All the data below should be printed again without a single difference.

Records to process =>
-------

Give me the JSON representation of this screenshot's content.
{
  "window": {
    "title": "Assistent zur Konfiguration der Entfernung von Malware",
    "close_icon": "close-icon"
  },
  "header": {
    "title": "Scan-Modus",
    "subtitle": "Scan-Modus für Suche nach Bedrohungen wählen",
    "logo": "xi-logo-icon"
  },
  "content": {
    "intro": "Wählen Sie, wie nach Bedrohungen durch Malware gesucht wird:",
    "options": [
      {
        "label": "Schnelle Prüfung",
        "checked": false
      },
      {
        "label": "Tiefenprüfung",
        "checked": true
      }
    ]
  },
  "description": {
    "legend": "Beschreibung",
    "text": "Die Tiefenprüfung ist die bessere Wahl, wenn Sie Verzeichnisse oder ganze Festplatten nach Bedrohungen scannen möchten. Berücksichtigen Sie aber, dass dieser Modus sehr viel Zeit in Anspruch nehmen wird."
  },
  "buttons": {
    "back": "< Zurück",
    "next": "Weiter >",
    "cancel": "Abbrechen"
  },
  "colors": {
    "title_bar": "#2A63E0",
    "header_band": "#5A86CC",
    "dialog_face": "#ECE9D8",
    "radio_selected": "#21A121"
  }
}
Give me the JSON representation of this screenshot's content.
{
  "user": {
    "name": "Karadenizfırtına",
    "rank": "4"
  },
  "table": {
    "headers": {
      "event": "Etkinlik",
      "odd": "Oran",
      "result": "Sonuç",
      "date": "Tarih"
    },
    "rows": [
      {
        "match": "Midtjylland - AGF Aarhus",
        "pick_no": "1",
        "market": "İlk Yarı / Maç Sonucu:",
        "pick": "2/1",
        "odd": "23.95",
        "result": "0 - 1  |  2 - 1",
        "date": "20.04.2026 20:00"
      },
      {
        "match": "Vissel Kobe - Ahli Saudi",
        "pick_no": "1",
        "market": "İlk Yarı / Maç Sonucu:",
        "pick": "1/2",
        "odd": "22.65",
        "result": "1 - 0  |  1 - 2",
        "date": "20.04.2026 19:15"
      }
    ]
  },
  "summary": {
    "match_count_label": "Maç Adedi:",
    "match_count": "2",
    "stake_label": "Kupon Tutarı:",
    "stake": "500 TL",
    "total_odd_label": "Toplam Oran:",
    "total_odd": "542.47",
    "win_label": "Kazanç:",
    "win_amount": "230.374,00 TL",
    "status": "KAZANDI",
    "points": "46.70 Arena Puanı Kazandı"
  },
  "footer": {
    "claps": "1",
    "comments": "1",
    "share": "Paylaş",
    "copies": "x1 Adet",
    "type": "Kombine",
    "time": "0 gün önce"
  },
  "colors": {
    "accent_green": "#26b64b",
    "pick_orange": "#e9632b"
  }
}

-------

Task output =>
Give me the JSON representation of this screenshot's content.
{
  "window": {
    "title": "Assistent zur Konfiguration der Entfernung von Malware",
    "close_icon": "close-icon"
  },
  "header": {
    "title": "Scan-Modus",
    "subtitle": "Scan-Modus für Suche nach Bedrohungen wählen",
    "logo": "xi-logo-icon"
  },
  "content": {
    "intro": "Wählen Sie, wie nach Bedrohungen durch Malware gesucht wird:",
    "options": [
      {
        "label": "Schnelle Prüfung",
        "checked": false
      },
      {
        "label": "Tiefenprüfung",
        "checked": true
      }
    ]
  },
  "description": {
    "legend": "Beschreibung",
    "text": "Die Tiefenprüfung ist die bessere Wahl, wenn Sie Verzeichnisse oder ganze Festplatten nach Bedrohungen scannen möchten. Berücksichtigen Sie aber, dass dieser Modus sehr viel Zeit in Anspruch nehmen wird."
  },
  "buttons": {
    "back": "< Zurück",
    "next": "Weiter >",
    "cancel": "Abbrechen"
  },
  "colors": {
    "title_bar": "#2A63E0",
    "header_band": "#5A86CC",
    "dialog_face": "#ECE9D8",
    "radio_selected": "#21A121"
  }
}
Give me the JSON representation of this screenshot's content.
{
  "user": {
    "name": "Karadenizfırtına",
    "rank": "4"
  },
  "table": {
    "headers": {
      "event": "Etkinlik",
      "odd": "Oran",
      "result": "Sonuç",
      "date": "Tarih"
    },
    "rows": [
      {
        "match": "Midtjylland - AGF Aarhus",
        "pick_no": "1",
        "market": "İlk Yarı / Maç Sonucu:",
        "pick": "2/1",
        "odd": "23.95",
        "result": "0 - 1  |  2 - 1",
        "date": "20.04.2026 20:00"
      },
      {
        "match": "Vissel Kobe - Ahli Saudi",
        "pick_no": "1",
        "market": "İlk Yarı / Maç Sonucu:",
        "pick": "1/2",
        "odd": "22.65",
        "result": "1 - 0  |  1 - 2",
        "date": "20.04.2026 19:15"
      }
    ]
  },
  "summary": {
    "match_count_label": "Maç Adedi:",
    "match_count": "2",
    "stake_label": "Kupon Tutarı:",
    "stake": "500 TL",
    "total_odd_label": "Toplam Oran:",
    "total_odd": "542.47",
    "win_label": "Kazanç:",
    "win_amount": "230.374,00 TL",
    "status": "KAZANDI",
    "points": "46.70 Arena Puanı Kazandı"
  },
  "footer": {
    "claps": "1",
    "comments": "1",
    "share": "Paylaş",
    "copies": "x1 Adet",
    "type": "Kombine",
    "time": "0 gün önce"
  },
  "colors": {
    "accent_green": "#26b64b",
    "pick_orange": "#e9632b"
  }
}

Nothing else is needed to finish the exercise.